Problem to solve →
Return all of the data that follows precisely, leaving every image out.
------ Input for this task ------
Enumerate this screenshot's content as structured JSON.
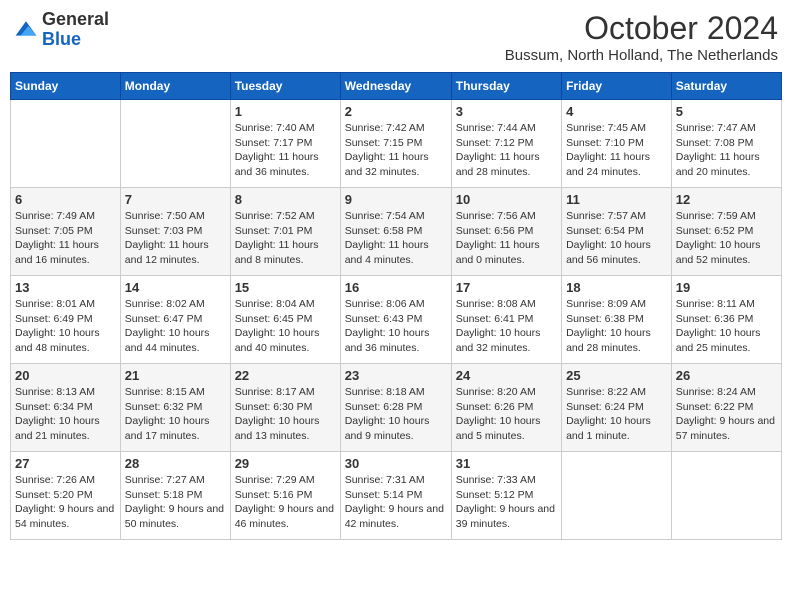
{
  "header": {
    "logo_line1": "General",
    "logo_line2": "Blue",
    "month": "October 2024",
    "location": "Bussum, North Holland, The Netherlands"
  },
  "days_of_week": [
    "Sunday",
    "Monday",
    "Tuesday",
    "Wednesday",
    "Thursday",
    "Friday",
    "Saturday"
  ],
  "weeks": [
    [
      {
        "day": "",
        "sunrise": "",
        "sunset": "",
        "daylight": ""
      },
      {
        "day": "",
        "sunrise": "",
        "sunset": "",
        "daylight": ""
      },
      {
        "day": "1",
        "sunrise": "Sunrise: 7:40 AM",
        "sunset": "Sunset: 7:17 PM",
        "daylight": "Daylight: 11 hours and 36 minutes."
      },
      {
        "day": "2",
        "sunrise": "Sunrise: 7:42 AM",
        "sunset": "Sunset: 7:15 PM",
        "daylight": "Daylight: 11 hours and 32 minutes."
      },
      {
        "day": "3",
        "sunrise": "Sunrise: 7:44 AM",
        "sunset": "Sunset: 7:12 PM",
        "daylight": "Daylight: 11 hours and 28 minutes."
      },
      {
        "day": "4",
        "sunrise": "Sunrise: 7:45 AM",
        "sunset": "Sunset: 7:10 PM",
        "daylight": "Daylight: 11 hours and 24 minutes."
      },
      {
        "day": "5",
        "sunrise": "Sunrise: 7:47 AM",
        "sunset": "Sunset: 7:08 PM",
        "daylight": "Daylight: 11 hours and 20 minutes."
      }
    ],
    [
      {
        "day": "6",
        "sunrise": "Sunrise: 7:49 AM",
        "sunset": "Sunset: 7:05 PM",
        "daylight": "Daylight: 11 hours and 16 minutes."
      },
      {
        "day": "7",
        "sunrise": "Sunrise: 7:50 AM",
        "sunset": "Sunset: 7:03 PM",
        "daylight": "Daylight: 11 hours and 12 minutes."
      },
      {
        "day": "8",
        "sunrise": "Sunrise: 7:52 AM",
        "sunset": "Sunset: 7:01 PM",
        "daylight": "Daylight: 11 hours and 8 minutes."
      },
      {
        "day": "9",
        "sunrise": "Sunrise: 7:54 AM",
        "sunset": "Sunset: 6:58 PM",
        "daylight": "Daylight: 11 hours and 4 minutes."
      },
      {
        "day": "10",
        "sunrise": "Sunrise: 7:56 AM",
        "sunset": "Sunset: 6:56 PM",
        "daylight": "Daylight: 11 hours and 0 minutes."
      },
      {
        "day": "11",
        "sunrise": "Sunrise: 7:57 AM",
        "sunset": "Sunset: 6:54 PM",
        "daylight": "Daylight: 10 hours and 56 minutes."
      },
      {
        "day": "12",
        "sunrise": "Sunrise: 7:59 AM",
        "sunset": "Sunset: 6:52 PM",
        "daylight": "Daylight: 10 hours and 52 minutes."
      }
    ],
    [
      {
        "day": "13",
        "sunrise": "Sunrise: 8:01 AM",
        "sunset": "Sunset: 6:49 PM",
        "daylight": "Daylight: 10 hours and 48 minutes."
      },
      {
        "day": "14",
        "sunrise": "Sunrise: 8:02 AM",
        "sunset": "Sunset: 6:47 PM",
        "daylight": "Daylight: 10 hours and 44 minutes."
      },
      {
        "day": "15",
        "sunrise": "Sunrise: 8:04 AM",
        "sunset": "Sunset: 6:45 PM",
        "daylight": "Daylight: 10 hours and 40 minutes."
      },
      {
        "day": "16",
        "sunrise": "Sunrise: 8:06 AM",
        "sunset": "Sunset: 6:43 PM",
        "daylight": "Daylight: 10 hours and 36 minutes."
      },
      {
        "day": "17",
        "sunrise": "Sunrise: 8:08 AM",
        "sunset": "Sunset: 6:41 PM",
        "daylight": "Daylight: 10 hours and 32 minutes."
      },
      {
        "day": "18",
        "sunrise": "Sunrise: 8:09 AM",
        "sunset": "Sunset: 6:38 PM",
        "daylight": "Daylight: 10 hours and 28 minutes."
      },
      {
        "day": "19",
        "sunrise": "Sunrise: 8:11 AM",
        "sunset": "Sunset: 6:36 PM",
        "daylight": "Daylight: 10 hours and 25 minutes."
      }
    ],
    [
      {
        "day": "20",
        "sunrise": "Sunrise: 8:13 AM",
        "sunset": "Sunset: 6:34 PM",
        "daylight": "Daylight: 10 hours and 21 minutes."
      },
      {
        "day": "21",
        "sunrise": "Sunrise: 8:15 AM",
        "sunset": "Sunset: 6:32 PM",
        "daylight": "Daylight: 10 hours and 17 minutes."
      },
      {
        "day": "22",
        "sunrise": "Sunrise: 8:17 AM",
        "sunset": "Sunset: 6:30 PM",
        "daylight": "Daylight: 10 hours and 13 minutes."
      },
      {
        "day": "23",
        "sunrise": "Sunrise: 8:18 AM",
        "sunset": "Sunset: 6:28 PM",
        "daylight": "Daylight: 10 hours and 9 minutes."
      },
      {
        "day": "24",
        "sunrise": "Sunrise: 8:20 AM",
        "sunset": "Sunset: 6:26 PM",
        "daylight": "Daylight: 10 hours and 5 minutes."
      },
      {
        "day": "25",
        "sunrise": "Sunrise: 8:22 AM",
        "sunset": "Sunset: 6:24 PM",
        "daylight": "Daylight: 10 hours and 1 minute."
      },
      {
        "day": "26",
        "sunrise": "Sunrise: 8:24 AM",
        "sunset": "Sunset: 6:22 PM",
        "daylight": "Daylight: 9 hours and 57 minutes."
      }
    ],
    [
      {
        "day": "27",
        "sunrise": "Sunrise: 7:26 AM",
        "sunset": "Sunset: 5:20 PM",
        "daylight": "Daylight: 9 hours and 54 minutes."
      },
      {
        "day": "28",
        "sunrise": "Sunrise: 7:27 AM",
        "sunset": "Sunset: 5:18 PM",
        "daylight": "Daylight: 9 hours and 50 minutes."
      },
      {
        "day": "29",
        "sunrise": "Sunrise: 7:29 AM",
        "sunset": "Sunset: 5:16 PM",
        "daylight": "Daylight: 9 hours and 46 minutes."
      },
      {
        "day": "30",
        "sunrise": "Sunrise: 7:31 AM",
        "sunset": "Sunset: 5:14 PM",
        "daylight": "Daylight: 9 hours and 42 minutes."
      },
      {
        "day": "31",
        "sunrise": "Sunrise: 7:33 AM",
        "sunset": "Sunset: 5:12 PM",
        "daylight": "Daylight: 9 hours and 39 minutes."
      },
      {
        "day": "",
        "sunrise": "",
        "sunset": "",
        "daylight": ""
      },
      {
        "day": "",
        "sunrise": "",
        "sunset": "",
        "daylight": ""
      }
    ]
  ]
}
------
Answer area →
Enumerate this screenshot's content as structured JSON.
{
  "header": {
    "logo_line1": "General",
    "logo_line2": "Blue",
    "month": "October 2024",
    "location": "Bussum, North Holland, The Netherlands"
  },
  "days_of_week": [
    "Sunday",
    "Monday",
    "Tuesday",
    "Wednesday",
    "Thursday",
    "Friday",
    "Saturday"
  ],
  "weeks": [
    [
      {
        "day": "",
        "sunrise": "",
        "sunset": "",
        "daylight": ""
      },
      {
        "day": "",
        "sunrise": "",
        "sunset": "",
        "daylight": ""
      },
      {
        "day": "1",
        "sunrise": "Sunrise: 7:40 AM",
        "sunset": "Sunset: 7:17 PM",
        "daylight": "Daylight: 11 hours and 36 minutes."
      },
      {
        "day": "2",
        "sunrise": "Sunrise: 7:42 AM",
        "sunset": "Sunset: 7:15 PM",
        "daylight": "Daylight: 11 hours and 32 minutes."
      },
      {
        "day": "3",
        "sunrise": "Sunrise: 7:44 AM",
        "sunset": "Sunset: 7:12 PM",
        "daylight": "Daylight: 11 hours and 28 minutes."
      },
      {
        "day": "4",
        "sunrise": "Sunrise: 7:45 AM",
        "sunset": "Sunset: 7:10 PM",
        "daylight": "Daylight: 11 hours and 24 minutes."
      },
      {
        "day": "5",
        "sunrise": "Sunrise: 7:47 AM",
        "sunset": "Sunset: 7:08 PM",
        "daylight": "Daylight: 11 hours and 20 minutes."
      }
    ],
    [
      {
        "day": "6",
        "sunrise": "Sunrise: 7:49 AM",
        "sunset": "Sunset: 7:05 PM",
        "daylight": "Daylight: 11 hours and 16 minutes."
      },
      {
        "day": "7",
        "sunrise": "Sunrise: 7:50 AM",
        "sunset": "Sunset: 7:03 PM",
        "daylight": "Daylight: 11 hours and 12 minutes."
      },
      {
        "day": "8",
        "sunrise": "Sunrise: 7:52 AM",
        "sunset": "Sunset: 7:01 PM",
        "daylight": "Daylight: 11 hours and 8 minutes."
      },
      {
        "day": "9",
        "sunrise": "Sunrise: 7:54 AM",
        "sunset": "Sunset: 6:58 PM",
        "daylight": "Daylight: 11 hours and 4 minutes."
      },
      {
        "day": "10",
        "sunrise": "Sunrise: 7:56 AM",
        "sunset": "Sunset: 6:56 PM",
        "daylight": "Daylight: 11 hours and 0 minutes."
      },
      {
        "day": "11",
        "sunrise": "Sunrise: 7:57 AM",
        "sunset": "Sunset: 6:54 PM",
        "daylight": "Daylight: 10 hours and 56 minutes."
      },
      {
        "day": "12",
        "sunrise": "Sunrise: 7:59 AM",
        "sunset": "Sunset: 6:52 PM",
        "daylight": "Daylight: 10 hours and 52 minutes."
      }
    ],
    [
      {
        "day": "13",
        "sunrise": "Sunrise: 8:01 AM",
        "sunset": "Sunset: 6:49 PM",
        "daylight": "Daylight: 10 hours and 48 minutes."
      },
      {
        "day": "14",
        "sunrise": "Sunrise: 8:02 AM",
        "sunset": "Sunset: 6:47 PM",
        "daylight": "Daylight: 10 hours and 44 minutes."
      },
      {
        "day": "15",
        "sunrise": "Sunrise: 8:04 AM",
        "sunset": "Sunset: 6:45 PM",
        "daylight": "Daylight: 10 hours and 40 minutes."
      },
      {
        "day": "16",
        "sunrise": "Sunrise: 8:06 AM",
        "sunset": "Sunset: 6:43 PM",
        "daylight": "Daylight: 10 hours and 36 minutes."
      },
      {
        "day": "17",
        "sunrise": "Sunrise: 8:08 AM",
        "sunset": "Sunset: 6:41 PM",
        "daylight": "Daylight: 10 hours and 32 minutes."
      },
      {
        "day": "18",
        "sunrise": "Sunrise: 8:09 AM",
        "sunset": "Sunset: 6:38 PM",
        "daylight": "Daylight: 10 hours and 28 minutes."
      },
      {
        "day": "19",
        "sunrise": "Sunrise: 8:11 AM",
        "sunset": "Sunset: 6:36 PM",
        "daylight": "Daylight: 10 hours and 25 minutes."
      }
    ],
    [
      {
        "day": "20",
        "sunrise": "Sunrise: 8:13 AM",
        "sunset": "Sunset: 6:34 PM",
        "daylight": "Daylight: 10 hours and 21 minutes."
      },
      {
        "day": "21",
        "sunrise": "Sunrise: 8:15 AM",
        "sunset": "Sunset: 6:32 PM",
        "daylight": "Daylight: 10 hours and 17 minutes."
      },
      {
        "day": "22",
        "sunrise": "Sunrise: 8:17 AM",
        "sunset": "Sunset: 6:30 PM",
        "daylight": "Daylight: 10 hours and 13 minutes."
      },
      {
        "day": "23",
        "sunrise": "Sunrise: 8:18 AM",
        "sunset": "Sunset: 6:28 PM",
        "daylight": "Daylight: 10 hours and 9 minutes."
      },
      {
        "day": "24",
        "sunrise": "Sunrise: 8:20 AM",
        "sunset": "Sunset: 6:26 PM",
        "daylight": "Daylight: 10 hours and 5 minutes."
      },
      {
        "day": "25",
        "sunrise": "Sunrise: 8:22 AM",
        "sunset": "Sunset: 6:24 PM",
        "daylight": "Daylight: 10 hours and 1 minute."
      },
      {
        "day": "26",
        "sunrise": "Sunrise: 8:24 AM",
        "sunset": "Sunset: 6:22 PM",
        "daylight": "Daylight: 9 hours and 57 minutes."
      }
    ],
    [
      {
        "day": "27",
        "sunrise": "Sunrise: 7:26 AM",
        "sunset": "Sunset: 5:20 PM",
        "daylight": "Daylight: 9 hours and 54 minutes."
      },
      {
        "day": "28",
        "sunrise": "Sunrise: 7:27 AM",
        "sunset": "Sunset: 5:18 PM",
        "daylight": "Daylight: 9 hours and 50 minutes."
      },
      {
        "day": "29",
        "sunrise": "Sunrise: 7:29 AM",
        "sunset": "Sunset: 5:16 PM",
        "daylight": "Daylight: 9 hours and 46 minutes."
      },
      {
        "day": "30",
        "sunrise": "Sunrise: 7:31 AM",
        "sunset": "Sunset: 5:14 PM",
        "daylight": "Daylight: 9 hours and 42 minutes."
      },
      {
        "day": "31",
        "sunrise": "Sunrise: 7:33 AM",
        "sunset": "Sunset: 5:12 PM",
        "daylight": "Daylight: 9 hours and 39 minutes."
      },
      {
        "day": "",
        "sunrise": "",
        "sunset": "",
        "daylight": ""
      },
      {
        "day": "",
        "sunrise": "",
        "sunset": "",
        "daylight": ""
      }
    ]
  ]
}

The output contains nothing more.